A new publication, Financial Inclusion in Africa, released on Monday, December 9 by the Complex of the Chief Economist of the African Development Bank (AfDB) finds that for sustained and inclusive development to thrive, a great deal of innovation is needed to ensure that appropriate financial services and instruments are put in place for the benefit of the poor and other vulnerable groups in Africa.
Environmental Vulnerability: Studies & Presentations
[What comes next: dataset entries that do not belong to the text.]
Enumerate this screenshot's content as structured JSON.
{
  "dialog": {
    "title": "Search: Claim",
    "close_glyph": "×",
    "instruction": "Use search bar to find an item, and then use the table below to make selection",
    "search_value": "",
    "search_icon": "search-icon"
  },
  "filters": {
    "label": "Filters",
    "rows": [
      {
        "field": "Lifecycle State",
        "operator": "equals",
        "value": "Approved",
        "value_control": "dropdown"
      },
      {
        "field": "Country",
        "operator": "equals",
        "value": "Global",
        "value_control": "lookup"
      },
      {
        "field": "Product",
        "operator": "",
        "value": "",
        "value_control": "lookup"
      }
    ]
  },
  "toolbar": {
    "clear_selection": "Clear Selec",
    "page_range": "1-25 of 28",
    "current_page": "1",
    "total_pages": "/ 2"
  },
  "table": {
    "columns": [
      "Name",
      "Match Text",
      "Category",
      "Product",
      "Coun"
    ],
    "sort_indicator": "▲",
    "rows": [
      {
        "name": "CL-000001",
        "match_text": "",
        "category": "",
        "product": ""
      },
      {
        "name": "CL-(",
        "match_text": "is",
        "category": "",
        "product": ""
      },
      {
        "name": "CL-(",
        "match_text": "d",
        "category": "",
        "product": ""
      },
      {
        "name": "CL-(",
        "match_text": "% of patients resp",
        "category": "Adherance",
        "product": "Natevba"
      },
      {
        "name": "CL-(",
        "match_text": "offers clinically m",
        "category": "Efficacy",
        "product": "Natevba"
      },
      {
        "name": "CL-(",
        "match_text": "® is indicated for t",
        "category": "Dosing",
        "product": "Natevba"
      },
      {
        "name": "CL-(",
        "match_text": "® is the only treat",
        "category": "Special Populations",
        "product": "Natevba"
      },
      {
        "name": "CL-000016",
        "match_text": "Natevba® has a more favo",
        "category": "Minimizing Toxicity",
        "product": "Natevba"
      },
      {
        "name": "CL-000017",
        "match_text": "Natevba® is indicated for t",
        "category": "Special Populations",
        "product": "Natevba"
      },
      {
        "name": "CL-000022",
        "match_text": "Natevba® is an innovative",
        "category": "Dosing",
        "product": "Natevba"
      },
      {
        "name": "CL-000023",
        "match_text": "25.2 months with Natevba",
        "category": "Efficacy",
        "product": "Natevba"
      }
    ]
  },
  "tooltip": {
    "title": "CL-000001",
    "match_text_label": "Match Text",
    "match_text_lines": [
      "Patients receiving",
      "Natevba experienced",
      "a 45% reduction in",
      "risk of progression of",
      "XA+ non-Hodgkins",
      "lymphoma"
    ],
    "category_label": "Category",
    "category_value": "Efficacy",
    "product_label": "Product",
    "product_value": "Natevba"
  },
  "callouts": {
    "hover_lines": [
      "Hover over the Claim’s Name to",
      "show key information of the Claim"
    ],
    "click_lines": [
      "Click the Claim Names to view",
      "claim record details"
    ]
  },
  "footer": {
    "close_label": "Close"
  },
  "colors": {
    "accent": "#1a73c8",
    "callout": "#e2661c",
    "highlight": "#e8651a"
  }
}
We study the relationships between rural income distributions and changes in environmental conditions in southern, western and central India between 1994–95 and 2000–01. Other than the relatively rich, we find that all income strata benefit from an improved environment, and intermediate expenditure households benefit more than the very poor in absolute terms. Higher median consumption expenditures and “richness” are estimated to increase environmental decline, but we do not find a significant impact of income poverty on local environmental health.
This study identifies the effects and quantifies the costs of these adverse outcomes to the Pacific island economies, with details provided for selected key sectors including agriculture, fisheries, tourism, coral reefs, and human health.
Adaptation is a key feature of sustainable social-ecological systems, as well as a recent and increasing focus of research and policy regarding responses to the unavoidable impacts of climate change. This article examines the meaning of adaptation and its relationship to the concepts of resilience, vulnerability and sustainability. It illustrates that, in many cases, societies ‘manipulate’ their social-ecological contexts rather than adapt to them.
Economy-wide and hydrological-crop models are combined to assess the economic impacts of historical climate variability and future anthropogenic climate change in Zambia. Accounting for uncertainty, results indicate that, on average, current variability reduces gross domestic product by 4% over a 10-year period and pulls 2% of the population below the poverty line. Socioeconomic impacts are much larger during major drought years, thus underscoring the importance of extreme weather events in determining climate damages.